> [Your goal] Repeat all of the records word for word, but skip any picture.

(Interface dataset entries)

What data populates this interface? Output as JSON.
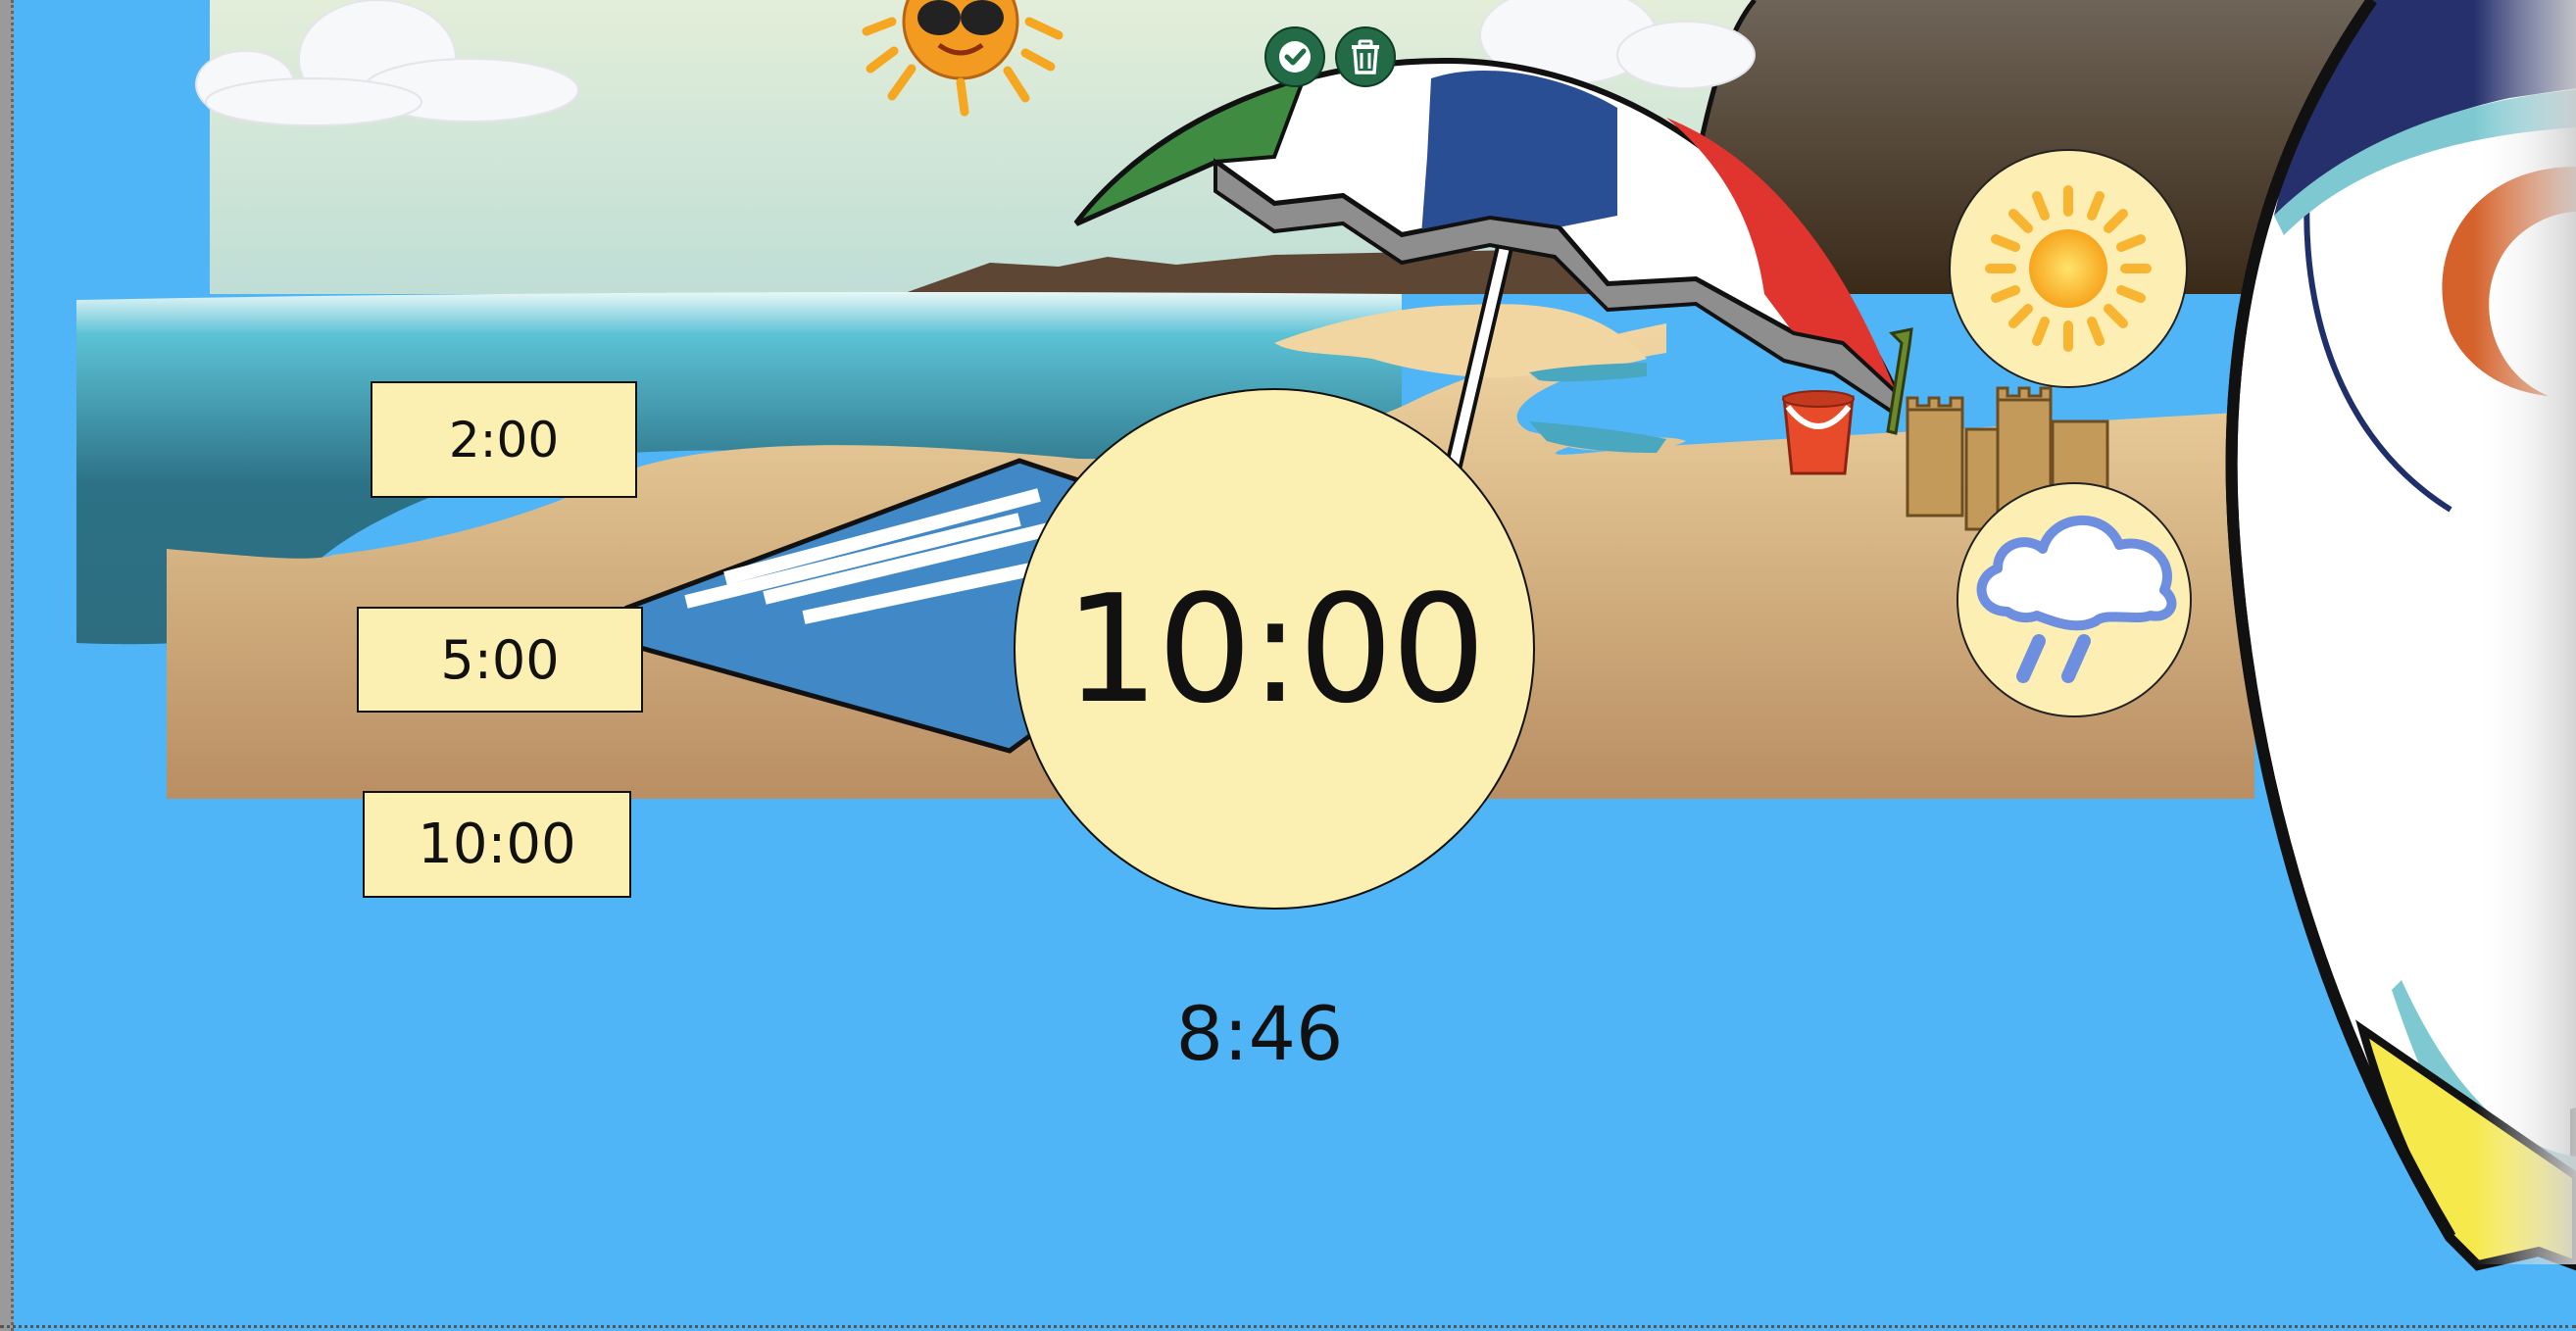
{
  "timer": {
    "presets": [
      {
        "label": "2:00"
      },
      {
        "label": "5:00"
      },
      {
        "label": "10:00"
      }
    ],
    "selected": "10:00",
    "remaining": "8:46"
  },
  "toolbar": {
    "confirm_icon": "checkmark-icon",
    "delete_icon": "trash-icon"
  },
  "weather_buttons": [
    {
      "icon": "sun-icon"
    },
    {
      "icon": "rain-cloud-icon"
    }
  ],
  "colors": {
    "page_background": "#4fb5f6",
    "preset_fill": "#fcefb2",
    "tool_button": "#226b46"
  }
}
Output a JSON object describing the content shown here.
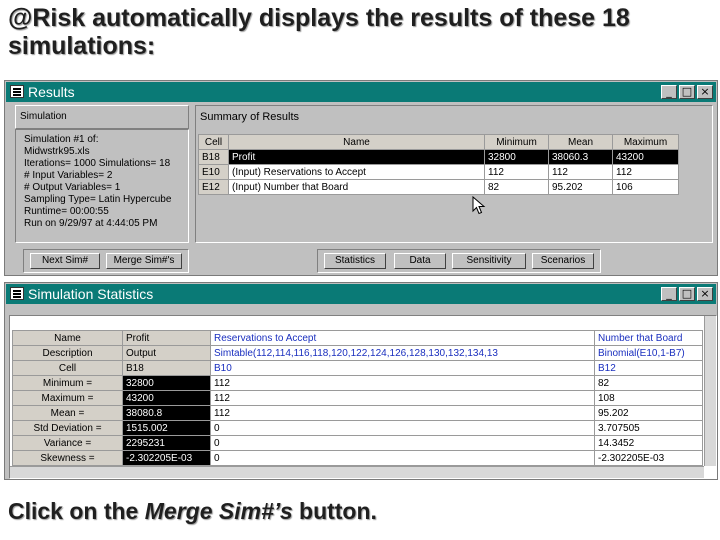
{
  "slide": {
    "title": "@Risk automatically displays the results of these 18 simulations:",
    "caption_pre": "Click on the ",
    "caption_em": "Merge Sim#’s",
    "caption_post": " button."
  },
  "results_window": {
    "title": "Results",
    "simulation_label": "Simulation",
    "summary_label": "Summary of Results",
    "info": [
      "Simulation #1 of:",
      "Midwstrk95.xls",
      "Iterations= 1000    Simulations= 18",
      "# Input Variables= 2",
      "# Output Variables= 1",
      "Sampling Type= Latin Hypercube",
      "Runtime= 00:00:55",
      "Run on 9/29/97 at 4:44:05 PM"
    ],
    "summary_columns": [
      "Cell",
      "Name",
      "Minimum",
      "Mean",
      "Maximum"
    ],
    "summary_rows": [
      {
        "cell": "B18",
        "name": "Profit",
        "min": "32800",
        "mean": "38060.3",
        "max": "43200"
      },
      {
        "cell": "E10",
        "name": "(Input) Reservations to Accept",
        "min": "112",
        "mean": "112",
        "max": "112"
      },
      {
        "cell": "E12",
        "name": "(Input) Number that Board",
        "min": "82",
        "mean": "95.202",
        "max": "106"
      }
    ],
    "buttons": {
      "next_sim": "Next Sim#",
      "merge_sims": "Merge Sim#'s",
      "statistics": "Statistics",
      "data": "Data",
      "sensitivity": "Sensitivity",
      "scenarios": "Scenarios"
    }
  },
  "stats_window": {
    "title": "Simulation Statistics",
    "headers": [
      "Name",
      "Profit",
      "Reservations to Accept",
      "Number that Board"
    ],
    "rows": [
      {
        "label": "Description",
        "c1": "Output",
        "c2": "Simtable(112,114,116,118,120,122,124,126,128,130,132,134,13",
        "c3": "Binomial(E10,1-B7)"
      },
      {
        "label": "Cell",
        "c1": "B18",
        "c2": "B10",
        "c3": "B12"
      },
      {
        "label": "Minimum =",
        "c1": "32800",
        "c2": "112",
        "c3": "82"
      },
      {
        "label": "Maximum =",
        "c1": "43200",
        "c2": "112",
        "c3": "108"
      },
      {
        "label": "Mean =",
        "c1": "38080.8",
        "c2": "112",
        "c3": "95.202"
      },
      {
        "label": "Std Deviation =",
        "c1": "1515.002",
        "c2": "0",
        "c3": "3.707505"
      },
      {
        "label": "Variance =",
        "c1": "2295231",
        "c2": "0",
        "c3": "14.3452"
      },
      {
        "label": "Skewness =",
        "c1": "-2.302205E-03",
        "c2": "0",
        "c3": "-2.302205E-03"
      }
    ]
  },
  "window_controls": {
    "minimize": "_",
    "maximize": "□",
    "close": "×"
  }
}
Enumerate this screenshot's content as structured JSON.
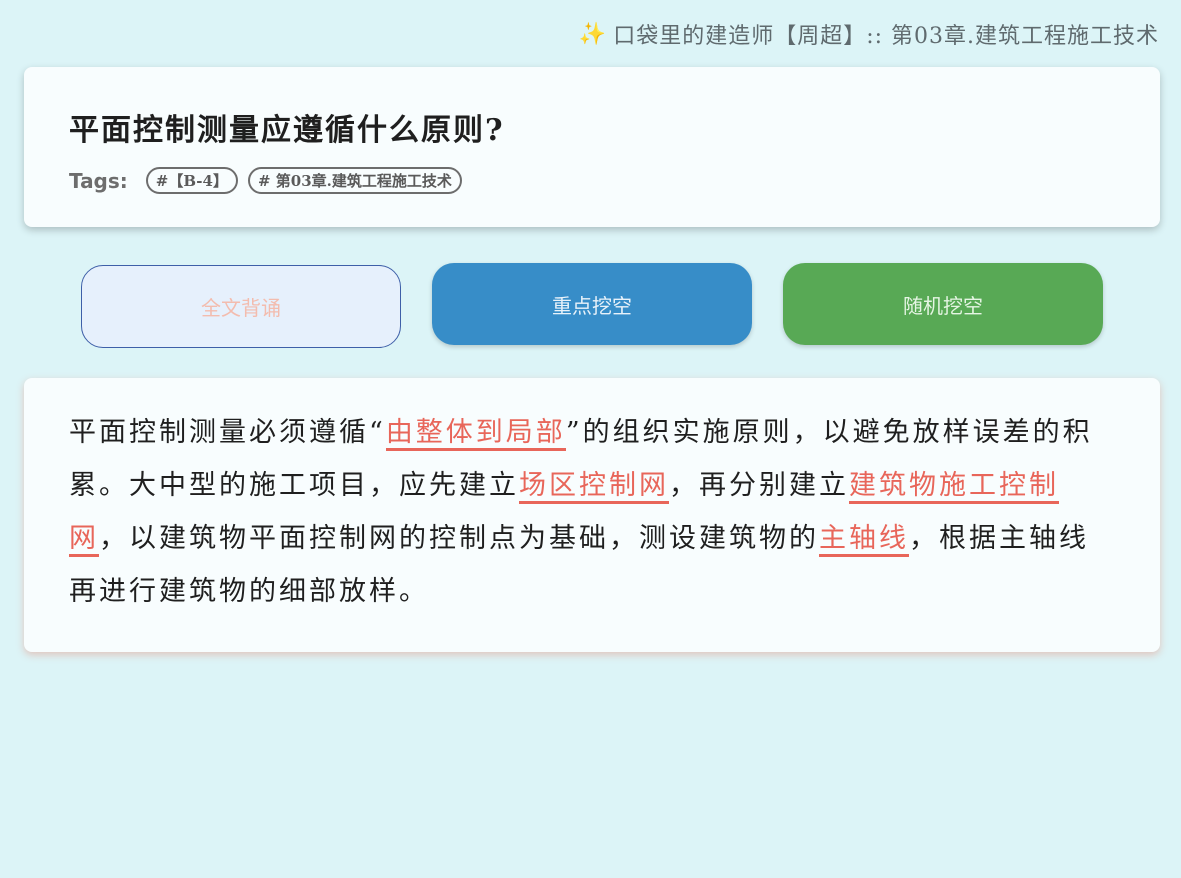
{
  "breadcrumb": {
    "icon": "sparkle-icon",
    "text": "口袋里的建造师【周超】:: 第03章.建筑工程施工技术"
  },
  "question": {
    "title": "平面控制测量应遵循什么原则?",
    "tags_label": "Tags:",
    "tags": [
      "#【B-4】",
      "# 第03章.建筑工程施工技术"
    ]
  },
  "buttons": {
    "full_recite": "全文背诵",
    "key_blank": "重点挖空",
    "random_blank": "随机挖空"
  },
  "answer": {
    "t1": "平面控制测量必须遵循“",
    "k1": "由整体到局部",
    "t2": "”的组织实施原则，以避免放样误差的积累。大中型的施工项目，应先建立",
    "k2": "场区控制网",
    "t3": "，再分别建立",
    "k3": "建筑物施工控制网",
    "t4": "，以建筑物平面控制网的控制点为基础，测设建筑物的",
    "k4": "主轴线",
    "t5": "，根据主轴线再进行建筑物的细部放样。"
  },
  "colors": {
    "background": "#dcf4f7",
    "keyword": "#e8665a",
    "key_button": "#378dc8",
    "random_button": "#58a955"
  }
}
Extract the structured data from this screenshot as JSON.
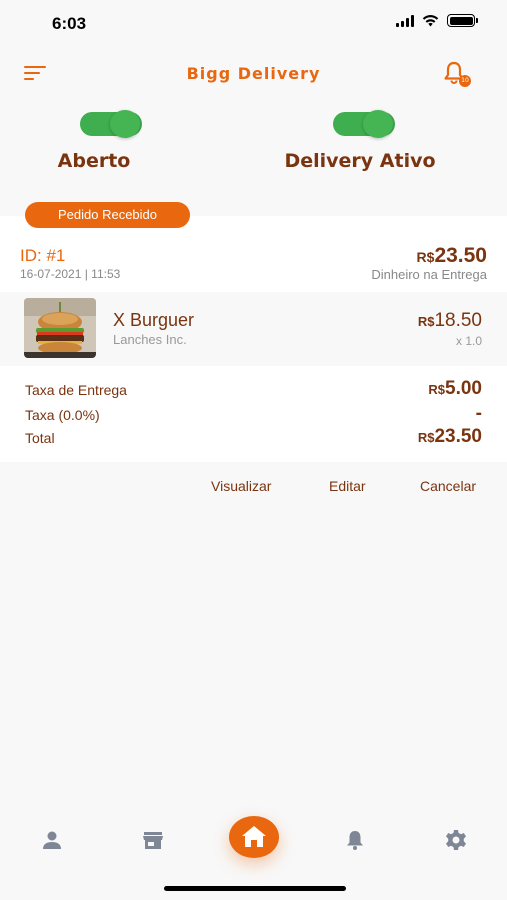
{
  "status_bar": {
    "time": "6:03"
  },
  "header": {
    "title": "Bigg Delivery",
    "notification_count": "10"
  },
  "toggles": [
    {
      "label": "Aberto",
      "on": true
    },
    {
      "label": "Delivery Ativo",
      "on": true
    }
  ],
  "order": {
    "status": "Pedido Recebido",
    "id": "ID: #1",
    "datetime": "16-07-2021 | 11:53",
    "total_currency": "R$",
    "total_amount": "23.50",
    "payment_method": "Dinheiro na Entrega",
    "item": {
      "name": "X Burguer",
      "store": "Lanches Inc.",
      "price_currency": "R$",
      "price_amount": "18.50",
      "quantity": "x 1.0"
    },
    "fees": [
      {
        "label": "Taxa de Entrega",
        "currency": "R$",
        "amount": "5.00"
      },
      {
        "label": "Taxa (0.0%)",
        "currency": "",
        "amount": "-"
      },
      {
        "label": "Total",
        "currency": "R$",
        "amount": "23.50"
      }
    ],
    "actions": {
      "view": "Visualizar",
      "edit": "Editar",
      "cancel": "Cancelar"
    }
  },
  "bottom_nav": {
    "items": [
      "profile-icon",
      "store-icon",
      "home-icon",
      "bell-icon",
      "gear-icon"
    ],
    "active": "home-icon"
  },
  "colors": {
    "accent": "#e8670f",
    "toggle_on": "#45b453",
    "text_dark": "#7a3410"
  }
}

> [Task solution]
What data populates this interface? Output as JSON.
{
  "timer": {
    "presets": [
      {
        "label": "2:00"
      },
      {
        "label": "5:00"
      },
      {
        "label": "10:00"
      }
    ],
    "selected": "10:00",
    "remaining": "8:46"
  },
  "toolbar": {
    "confirm_icon": "checkmark-icon",
    "delete_icon": "trash-icon"
  },
  "weather_buttons": [
    {
      "icon": "sun-icon"
    },
    {
      "icon": "rain-cloud-icon"
    }
  ],
  "colors": {
    "page_background": "#4fb5f6",
    "preset_fill": "#fcefb2",
    "tool_button": "#226b46"
  }
}
Output a JSON object describing the content shown here.
{
  "slide": {
    "title": "@Risk automatically displays the results of these 18 simulations:",
    "caption_pre": "Click on the ",
    "caption_em": "Merge Sim#’s",
    "caption_post": " button."
  },
  "results_window": {
    "title": "Results",
    "simulation_label": "Simulation",
    "summary_label": "Summary of Results",
    "info": [
      "Simulation #1 of:",
      "Midwstrk95.xls",
      "Iterations= 1000    Simulations= 18",
      "# Input Variables= 2",
      "# Output Variables= 1",
      "Sampling Type= Latin Hypercube",
      "Runtime= 00:00:55",
      "Run on 9/29/97 at 4:44:05 PM"
    ],
    "summary_columns": [
      "Cell",
      "Name",
      "Minimum",
      "Mean",
      "Maximum"
    ],
    "summary_rows": [
      {
        "cell": "B18",
        "name": "Profit",
        "min": "32800",
        "mean": "38060.3",
        "max": "43200"
      },
      {
        "cell": "E10",
        "name": "(Input) Reservations to Accept",
        "min": "112",
        "mean": "112",
        "max": "112"
      },
      {
        "cell": "E12",
        "name": "(Input) Number that Board",
        "min": "82",
        "mean": "95.202",
        "max": "106"
      }
    ],
    "buttons": {
      "next_sim": "Next Sim#",
      "merge_sims": "Merge Sim#'s",
      "statistics": "Statistics",
      "data": "Data",
      "sensitivity": "Sensitivity",
      "scenarios": "Scenarios"
    }
  },
  "stats_window": {
    "title": "Simulation Statistics",
    "headers": [
      "Name",
      "Profit",
      "Reservations to Accept",
      "Number that Board"
    ],
    "rows": [
      {
        "label": "Description",
        "c1": "Output",
        "c2": "Simtable(112,114,116,118,120,122,124,126,128,130,132,134,13",
        "c3": "Binomial(E10,1-B7)"
      },
      {
        "label": "Cell",
        "c1": "B18",
        "c2": "B10",
        "c3": "B12"
      },
      {
        "label": "Minimum =",
        "c1": "32800",
        "c2": "112",
        "c3": "82"
      },
      {
        "label": "Maximum =",
        "c1": "43200",
        "c2": "112",
        "c3": "108"
      },
      {
        "label": "Mean =",
        "c1": "38080.8",
        "c2": "112",
        "c3": "95.202"
      },
      {
        "label": "Std Deviation =",
        "c1": "1515.002",
        "c2": "0",
        "c3": "3.707505"
      },
      {
        "label": "Variance =",
        "c1": "2295231",
        "c2": "0",
        "c3": "14.3452"
      },
      {
        "label": "Skewness =",
        "c1": "-2.302205E-03",
        "c2": "0",
        "c3": "-2.302205E-03"
      }
    ]
  },
  "window_controls": {
    "minimize": "_",
    "maximize": "□",
    "close": "×"
  }
}
Enumerate this screenshot's content as structured JSON.
{
  "breadcrumb": {
    "icon": "sparkle-icon",
    "text": "口袋里的建造师【周超】:: 第03章.建筑工程施工技术"
  },
  "question": {
    "title": "平面控制测量应遵循什么原则?",
    "tags_label": "Tags:",
    "tags": [
      "#【B-4】",
      "# 第03章.建筑工程施工技术"
    ]
  },
  "buttons": {
    "full_recite": "全文背诵",
    "key_blank": "重点挖空",
    "random_blank": "随机挖空"
  },
  "answer": {
    "t1": "平面控制测量必须遵循“",
    "k1": "由整体到局部",
    "t2": "”的组织实施原则，以避免放样误差的积累。大中型的施工项目，应先建立",
    "k2": "场区控制网",
    "t3": "，再分别建立",
    "k3": "建筑物施工控制网",
    "t4": "，以建筑物平面控制网的控制点为基础，测设建筑物的",
    "k4": "主轴线",
    "t5": "，根据主轴线再进行建筑物的细部放样。"
  },
  "colors": {
    "background": "#dcf4f7",
    "keyword": "#e8665a",
    "key_button": "#378dc8",
    "random_button": "#58a955"
  }
}
Extract the structured data from this screenshot as JSON.
{
  "status_bar": {
    "time": "6:03"
  },
  "header": {
    "title": "Bigg Delivery",
    "notification_count": "10"
  },
  "toggles": [
    {
      "label": "Aberto",
      "on": true
    },
    {
      "label": "Delivery Ativo",
      "on": true
    }
  ],
  "order": {
    "status": "Pedido Recebido",
    "id": "ID: #1",
    "datetime": "16-07-2021 | 11:53",
    "total_currency": "R$",
    "total_amount": "23.50",
    "payment_method": "Dinheiro na Entrega",
    "item": {
      "name": "X Burguer",
      "store": "Lanches Inc.",
      "price_currency": "R$",
      "price_amount": "18.50",
      "quantity": "x 1.0"
    },
    "fees": [
      {
        "label": "Taxa de Entrega",
        "currency": "R$",
        "amount": "5.00"
      },
      {
        "label": "Taxa (0.0%)",
        "currency": "",
        "amount": "-"
      },
      {
        "label": "Total",
        "currency": "R$",
        "amount": "23.50"
      }
    ],
    "actions": {
      "view": "Visualizar",
      "edit": "Editar",
      "cancel": "Cancelar"
    }
  },
  "bottom_nav": {
    "items": [
      "profile-icon",
      "store-icon",
      "home-icon",
      "bell-icon",
      "gear-icon"
    ],
    "active": "home-icon"
  },
  "colors": {
    "accent": "#e8670f",
    "toggle_on": "#45b453",
    "text_dark": "#7a3410"
  }
}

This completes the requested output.